The agreement allows Apple and Cisco to use the iPhone brand on their own products. Also, the companies said that they would explore opportunities for interoperability in the areas of security and of consumer and business communications.
The brief announcement made no reference to any financial agreement, nor did it specify how the two companies might work together. Representatives for Apple and Cisco declined to comment further, citing confidentiality restrictions.
Cisco sued Apple for trademark infringement in January after Apple unveiled its long-awaited multimedia phone called the iPhone, a name claimed by the network equipment maker. Cisco also charged in its complaint that Apple had attempted to get rights to the iPhone name several times, but after Cisco refused, created a front company to try to acquire the rights another way, according to the lawsuit.
Cisco obtained the iPhone trademark in 2000 when it acquired Infogear, a small Redwood City, Calif., start-up that developed consumer devices that allowed people to access the Internet without a PC. Infogear had actually registered the iPhone trademark in March 1996.
Cisco's home networking division, Linksys, has been using the iPhone trademark on a new family of voice over IP phones since early last year, Cisco said. In December, Linksys expanded the iPhone family with additional products.
The two companies had been in extended negotiations to settle the lawsuit, and a second extension of the talks was set to expire Wednesday.

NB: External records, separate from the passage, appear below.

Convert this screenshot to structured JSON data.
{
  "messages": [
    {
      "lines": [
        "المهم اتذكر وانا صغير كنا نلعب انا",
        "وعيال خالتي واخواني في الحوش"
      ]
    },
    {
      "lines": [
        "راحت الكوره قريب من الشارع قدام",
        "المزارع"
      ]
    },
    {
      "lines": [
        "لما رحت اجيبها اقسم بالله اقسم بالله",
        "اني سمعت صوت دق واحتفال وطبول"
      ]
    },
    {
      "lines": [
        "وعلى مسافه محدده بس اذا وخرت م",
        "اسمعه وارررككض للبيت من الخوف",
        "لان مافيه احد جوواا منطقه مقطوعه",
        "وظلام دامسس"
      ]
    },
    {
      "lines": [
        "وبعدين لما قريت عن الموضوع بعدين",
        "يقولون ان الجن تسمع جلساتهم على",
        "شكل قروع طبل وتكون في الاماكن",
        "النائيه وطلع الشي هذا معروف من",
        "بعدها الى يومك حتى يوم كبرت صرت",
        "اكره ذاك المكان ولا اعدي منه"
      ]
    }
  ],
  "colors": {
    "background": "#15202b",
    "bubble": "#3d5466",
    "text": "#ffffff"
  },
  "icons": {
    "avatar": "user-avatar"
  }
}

The iPhone, which Steve Jobs unveiled in January at the Macworld Expo, will allow users to listen to music, make phone calls, send text messages and e-mail, surf the Web, and take and upload photos. It's expected to be available in the United States on Cingular's network starting in June and will come in two versions, a 4GB model for $499 and an 8GB model for $599.